Web page and app entries.
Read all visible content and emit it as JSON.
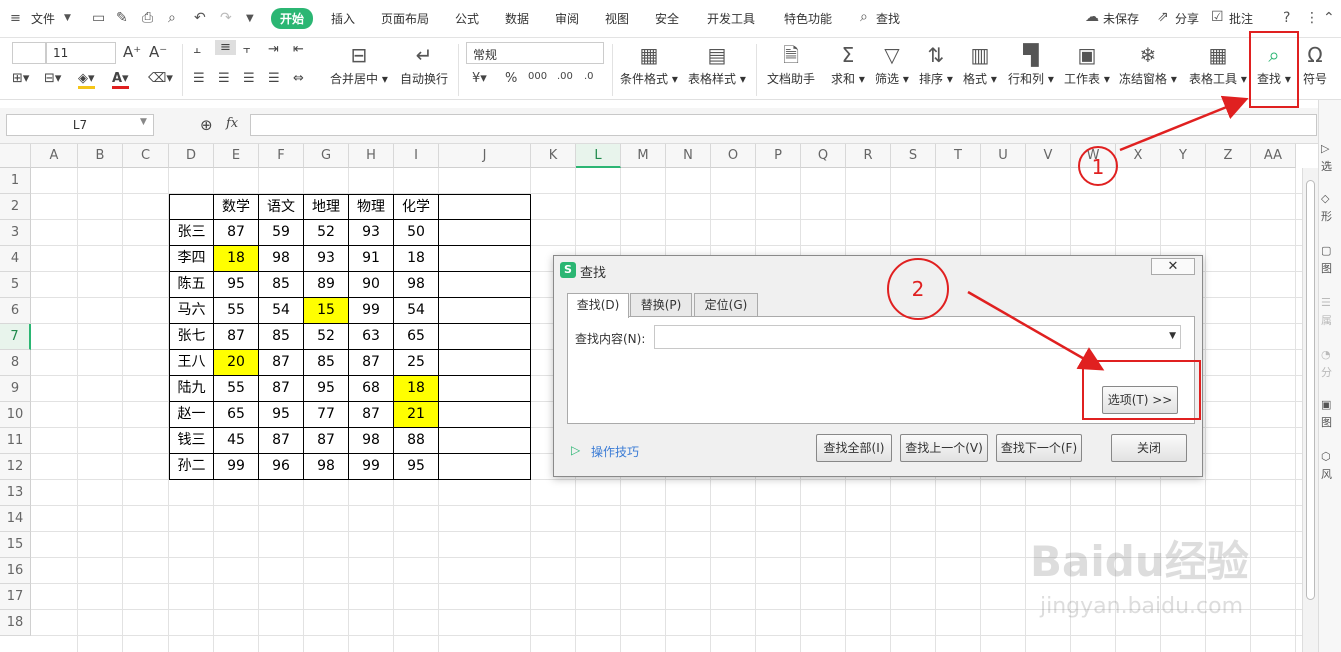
{
  "menubar": {
    "file": "文件",
    "tabs": [
      "开始",
      "插入",
      "页面布局",
      "公式",
      "数据",
      "审阅",
      "视图",
      "安全",
      "开发工具",
      "特色功能"
    ],
    "search": "查找",
    "unsaved": "未保存",
    "share": "分享",
    "comment": "批注"
  },
  "ribbon": {
    "font_size": "11",
    "merge_center": "合并居中",
    "auto_wrap": "自动换行",
    "number_format": "常规",
    "cond_format": "条件格式",
    "table_style": "表格样式",
    "doc_helper": "文档助手",
    "sum": "求和",
    "filter": "筛选",
    "sort": "排序",
    "format": "格式",
    "row_col": "行和列",
    "worksheet": "工作表",
    "freeze": "冻结窗格",
    "table_tools": "表格工具",
    "find": "查找",
    "symbol": "符号"
  },
  "formula_bar": {
    "cell_ref": "L7",
    "fx": "fx"
  },
  "columns": [
    "A",
    "B",
    "C",
    "D",
    "E",
    "F",
    "G",
    "H",
    "I",
    "J",
    "K",
    "L",
    "M",
    "N",
    "O",
    "P",
    "Q",
    "R",
    "S",
    "T",
    "U",
    "V",
    "W",
    "X",
    "Y",
    "Z",
    "AA"
  ],
  "rows": [
    "1",
    "2",
    "3",
    "4",
    "5",
    "6",
    "7",
    "8",
    "9",
    "10",
    "11",
    "12",
    "13",
    "14",
    "15",
    "16",
    "17",
    "18"
  ],
  "selected": {
    "col": "L",
    "row": "7"
  },
  "table": {
    "headers": [
      "",
      "数学",
      "语文",
      "地理",
      "物理",
      "化学",
      ""
    ],
    "data": [
      [
        "张三",
        "87",
        "59",
        "52",
        "93",
        "50",
        ""
      ],
      [
        "李四",
        "18",
        "98",
        "93",
        "91",
        "18",
        ""
      ],
      [
        "陈五",
        "95",
        "85",
        "89",
        "90",
        "98",
        ""
      ],
      [
        "马六",
        "55",
        "54",
        "15",
        "99",
        "54",
        ""
      ],
      [
        "张七",
        "87",
        "85",
        "52",
        "63",
        "65",
        ""
      ],
      [
        "王八",
        "20",
        "87",
        "85",
        "87",
        "25",
        ""
      ],
      [
        "陆九",
        "55",
        "87",
        "95",
        "68",
        "18",
        ""
      ],
      [
        "赵一",
        "65",
        "95",
        "77",
        "87",
        "21",
        ""
      ],
      [
        "钱三",
        "45",
        "87",
        "87",
        "98",
        "88",
        ""
      ],
      [
        "孙二",
        "99",
        "96",
        "98",
        "99",
        "95",
        ""
      ]
    ],
    "highlight_color": "#ffff00"
  },
  "dialog": {
    "title": "查找",
    "tabs": [
      "查找(D)",
      "替换(P)",
      "定位(G)"
    ],
    "find_label": "查找内容(N):",
    "options": "选项(T) >>",
    "tips": "操作技巧",
    "find_all": "查找全部(I)",
    "find_prev": "查找上一个(V)",
    "find_next": "查找下一个(F)",
    "close": "关闭"
  },
  "annotations": {
    "step1": "1",
    "step2": "2",
    "color": "#e02020"
  },
  "right_pane": [
    "选",
    "形",
    "图",
    "属",
    "分",
    "图",
    "风"
  ],
  "watermark": {
    "logo": "Baidu经验",
    "url": "jingyan.baidu.com"
  },
  "colors": {
    "accent": "#2bb673"
  }
}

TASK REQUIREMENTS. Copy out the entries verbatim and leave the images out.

FINISHED EXERCISE.
Read all visible content and emit it as JSON.
{
  "menubar": {
    "file": "文件",
    "tabs": [
      "开始",
      "插入",
      "页面布局",
      "公式",
      "数据",
      "审阅",
      "视图",
      "安全",
      "开发工具",
      "特色功能"
    ],
    "search": "查找",
    "unsaved": "未保存",
    "share": "分享",
    "comment": "批注"
  },
  "ribbon": {
    "font_size": "11",
    "merge_center": "合并居中",
    "auto_wrap": "自动换行",
    "number_format": "常规",
    "cond_format": "条件格式",
    "table_style": "表格样式",
    "doc_helper": "文档助手",
    "sum": "求和",
    "filter": "筛选",
    "sort": "排序",
    "format": "格式",
    "row_col": "行和列",
    "worksheet": "工作表",
    "freeze": "冻结窗格",
    "table_tools": "表格工具",
    "find": "查找",
    "symbol": "符号"
  },
  "formula_bar": {
    "cell_ref": "L7",
    "fx": "fx"
  },
  "columns": [
    "A",
    "B",
    "C",
    "D",
    "E",
    "F",
    "G",
    "H",
    "I",
    "J",
    "K",
    "L",
    "M",
    "N",
    "O",
    "P",
    "Q",
    "R",
    "S",
    "T",
    "U",
    "V",
    "W",
    "X",
    "Y",
    "Z",
    "AA"
  ],
  "rows": [
    "1",
    "2",
    "3",
    "4",
    "5",
    "6",
    "7",
    "8",
    "9",
    "10",
    "11",
    "12",
    "13",
    "14",
    "15",
    "16",
    "17",
    "18"
  ],
  "selected": {
    "col": "L",
    "row": "7"
  },
  "table": {
    "headers": [
      "",
      "数学",
      "语文",
      "地理",
      "物理",
      "化学",
      ""
    ],
    "data": [
      [
        "张三",
        "87",
        "59",
        "52",
        "93",
        "50",
        ""
      ],
      [
        "李四",
        "18",
        "98",
        "93",
        "91",
        "18",
        ""
      ],
      [
        "陈五",
        "95",
        "85",
        "89",
        "90",
        "98",
        ""
      ],
      [
        "马六",
        "55",
        "54",
        "15",
        "99",
        "54",
        ""
      ],
      [
        "张七",
        "87",
        "85",
        "52",
        "63",
        "65",
        ""
      ],
      [
        "王八",
        "20",
        "87",
        "85",
        "87",
        "25",
        ""
      ],
      [
        "陆九",
        "55",
        "87",
        "95",
        "68",
        "18",
        ""
      ],
      [
        "赵一",
        "65",
        "95",
        "77",
        "87",
        "21",
        ""
      ],
      [
        "钱三",
        "45",
        "87",
        "87",
        "98",
        "88",
        ""
      ],
      [
        "孙二",
        "99",
        "96",
        "98",
        "99",
        "95",
        ""
      ]
    ],
    "highlight_color": "#ffff00"
  },
  "dialog": {
    "title": "查找",
    "tabs": [
      "查找(D)",
      "替换(P)",
      "定位(G)"
    ],
    "find_label": "查找内容(N):",
    "options": "选项(T) >>",
    "tips": "操作技巧",
    "find_all": "查找全部(I)",
    "find_prev": "查找上一个(V)",
    "find_next": "查找下一个(F)",
    "close": "关闭"
  },
  "annotations": {
    "step1": "1",
    "step2": "2",
    "color": "#e02020"
  },
  "right_pane": [
    "选",
    "形",
    "图",
    "属",
    "分",
    "图",
    "风"
  ],
  "watermark": {
    "logo": "Baidu经验",
    "url": "jingyan.baidu.com"
  },
  "colors": {
    "accent": "#2bb673"
  }
}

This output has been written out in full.